Anyhow, we were taking turns sitting up with the baby in 3 hour shifts and my shift was just beginning at 2:00 AM. My wife handed me the bottle and wandered upstairs to the bedroom, no doubt with her eyes shut, and probably fell asleep half-way there, luckily falling forward onto the bed instead of backward down the stairs.
The baby was in that sort-of-almost-asleep-state where he just kind of switched between a gurgle and a cry. I went into the kitchen to mix more formula and then decided to stop and check my email.
And there it was, an email from the editor of an anthology I had been shortlisted for. I read the first part:
“Thank you for the opportunity to read and consider your work for our anthology…”
I sighed. I was a little bummed because it was my first shortlist and I really hoped the story had a chance. I scrolled up to close the email without reading the rest of it, but just before the window closed, I caught the words “love” and “include.”
My heart skipped two beats. It must have been the sleep deprivation causing a hallucination. But I took my chances and read that next line again. And again.
“I’m excited to tell you that I’d love to include it in the anthology!”
Holy cow, it was real. Coma or no coma, I ran upstairs and told my wife, who may or may not have heard me, and then went back downstairs and picked up the baby. I held him, silently gloating for the next couple of hours until it was my turn to go back to bed.
The story was “Fresh Dirt” and the anthology was Children of the Moon: A Werewolf Anthology. It’s currently out of print, but still pops up every now and then on Amazon. An updated version is available in Voluted Tales, Issue 13 if you’d like to read it. For what it’s worth, it’s still one of my favorite stories.
But back to the story of it’s publication, a couple of days later one of my friends came over to see the baby. To celebrate my first child and first publication, we each had a glass of my favorite top shelf Gold Label. I’m certain that those two shots cost more than the token payment from publishing that story, but it didn’t matter then, and it still doesn’t matter.

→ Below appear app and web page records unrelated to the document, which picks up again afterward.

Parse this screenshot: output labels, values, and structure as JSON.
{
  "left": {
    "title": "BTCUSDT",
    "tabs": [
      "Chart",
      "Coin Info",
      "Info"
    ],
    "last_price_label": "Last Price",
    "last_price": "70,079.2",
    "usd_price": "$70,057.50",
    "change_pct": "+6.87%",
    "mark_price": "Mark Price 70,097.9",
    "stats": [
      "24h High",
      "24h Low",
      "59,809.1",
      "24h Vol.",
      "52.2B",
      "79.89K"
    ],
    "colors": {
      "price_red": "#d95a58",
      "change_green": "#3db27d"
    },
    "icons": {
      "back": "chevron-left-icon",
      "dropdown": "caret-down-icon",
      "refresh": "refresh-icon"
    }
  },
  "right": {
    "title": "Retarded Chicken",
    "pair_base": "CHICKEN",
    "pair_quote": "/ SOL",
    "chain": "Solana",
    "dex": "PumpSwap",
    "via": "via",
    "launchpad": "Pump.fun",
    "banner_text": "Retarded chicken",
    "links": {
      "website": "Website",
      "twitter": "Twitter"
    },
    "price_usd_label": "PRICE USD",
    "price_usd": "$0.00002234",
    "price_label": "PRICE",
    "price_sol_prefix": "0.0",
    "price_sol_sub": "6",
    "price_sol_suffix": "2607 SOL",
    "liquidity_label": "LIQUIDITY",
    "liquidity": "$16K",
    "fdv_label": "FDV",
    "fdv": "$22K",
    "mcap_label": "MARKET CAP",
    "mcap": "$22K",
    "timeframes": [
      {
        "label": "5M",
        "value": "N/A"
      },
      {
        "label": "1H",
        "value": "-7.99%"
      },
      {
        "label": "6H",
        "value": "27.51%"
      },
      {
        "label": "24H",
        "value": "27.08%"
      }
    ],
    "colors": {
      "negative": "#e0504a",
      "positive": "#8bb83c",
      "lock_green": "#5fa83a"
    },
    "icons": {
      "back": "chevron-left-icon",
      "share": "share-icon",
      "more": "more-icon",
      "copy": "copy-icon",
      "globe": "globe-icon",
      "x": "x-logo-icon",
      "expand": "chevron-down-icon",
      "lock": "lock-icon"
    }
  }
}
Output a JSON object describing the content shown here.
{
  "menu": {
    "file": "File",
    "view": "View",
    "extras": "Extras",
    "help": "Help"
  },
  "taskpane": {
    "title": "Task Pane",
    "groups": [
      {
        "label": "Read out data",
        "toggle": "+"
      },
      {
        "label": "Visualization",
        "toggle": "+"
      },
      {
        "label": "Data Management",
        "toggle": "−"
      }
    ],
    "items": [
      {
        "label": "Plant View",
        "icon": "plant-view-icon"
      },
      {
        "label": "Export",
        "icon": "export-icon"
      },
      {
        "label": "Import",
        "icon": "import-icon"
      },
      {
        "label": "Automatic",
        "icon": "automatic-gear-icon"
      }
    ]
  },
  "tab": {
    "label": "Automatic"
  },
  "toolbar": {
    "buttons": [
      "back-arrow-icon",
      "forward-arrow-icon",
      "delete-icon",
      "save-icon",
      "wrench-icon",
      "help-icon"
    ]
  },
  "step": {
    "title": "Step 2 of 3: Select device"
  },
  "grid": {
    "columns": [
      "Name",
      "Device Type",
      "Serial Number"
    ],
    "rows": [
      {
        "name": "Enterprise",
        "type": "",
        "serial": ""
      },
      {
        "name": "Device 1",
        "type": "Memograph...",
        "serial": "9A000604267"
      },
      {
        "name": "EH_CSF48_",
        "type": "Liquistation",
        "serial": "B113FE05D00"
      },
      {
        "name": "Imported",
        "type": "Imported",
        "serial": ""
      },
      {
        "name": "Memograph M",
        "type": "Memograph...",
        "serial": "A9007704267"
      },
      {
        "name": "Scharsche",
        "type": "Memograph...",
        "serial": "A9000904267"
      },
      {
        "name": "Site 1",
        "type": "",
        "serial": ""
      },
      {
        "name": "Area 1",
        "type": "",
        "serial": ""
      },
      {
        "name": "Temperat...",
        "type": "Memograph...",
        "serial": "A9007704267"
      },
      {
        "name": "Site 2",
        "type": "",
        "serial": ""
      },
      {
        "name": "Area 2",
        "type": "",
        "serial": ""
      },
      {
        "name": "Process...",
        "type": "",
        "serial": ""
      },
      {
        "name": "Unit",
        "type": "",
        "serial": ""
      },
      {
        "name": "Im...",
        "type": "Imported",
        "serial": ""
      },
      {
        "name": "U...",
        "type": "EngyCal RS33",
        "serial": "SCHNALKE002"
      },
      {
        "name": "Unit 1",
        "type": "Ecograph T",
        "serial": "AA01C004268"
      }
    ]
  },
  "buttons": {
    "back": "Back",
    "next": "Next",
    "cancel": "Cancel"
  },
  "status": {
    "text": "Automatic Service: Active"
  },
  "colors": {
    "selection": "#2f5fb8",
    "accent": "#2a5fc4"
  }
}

Getting published for the first time really makes you realize that your dream just might amount to more than just a dream. It’s that great feeling you get knowing that somebody else enjoyed your work enough to give you a chance.
And in part, that’s what I hope to accomplish with Theme of Absence. I love giving new writers the opportunity to achieve their first publication credit.
Getting your first acceptance isn’t easy. And it doesn’t make getting your second one any easier either. But everyone has to start somewhere.
So here I am, nearly six years since my first acceptance. Counting upcoming publications, I’ve had over twenty-five short stories accepted since then, and one novel published (Fun fact: That acceptance letter came on the day my third child was born). I still haven’t made very much money writing, but I am proud of the accomplishments I’ve made in the last six years, and can’t wait to see where the next six take me.
I’ve got quite a few goals for this blog, but one of the primary ones is to continue to inspire and encourage new writers. If you’re out there and haven’t yet received that first acceptance letter, keep trying. You will get there eventually if you don’t give up.
Thanks for reading, and if you’ve got a cool story to share about receiving your first acceptance letter, tell us about it in the comments section!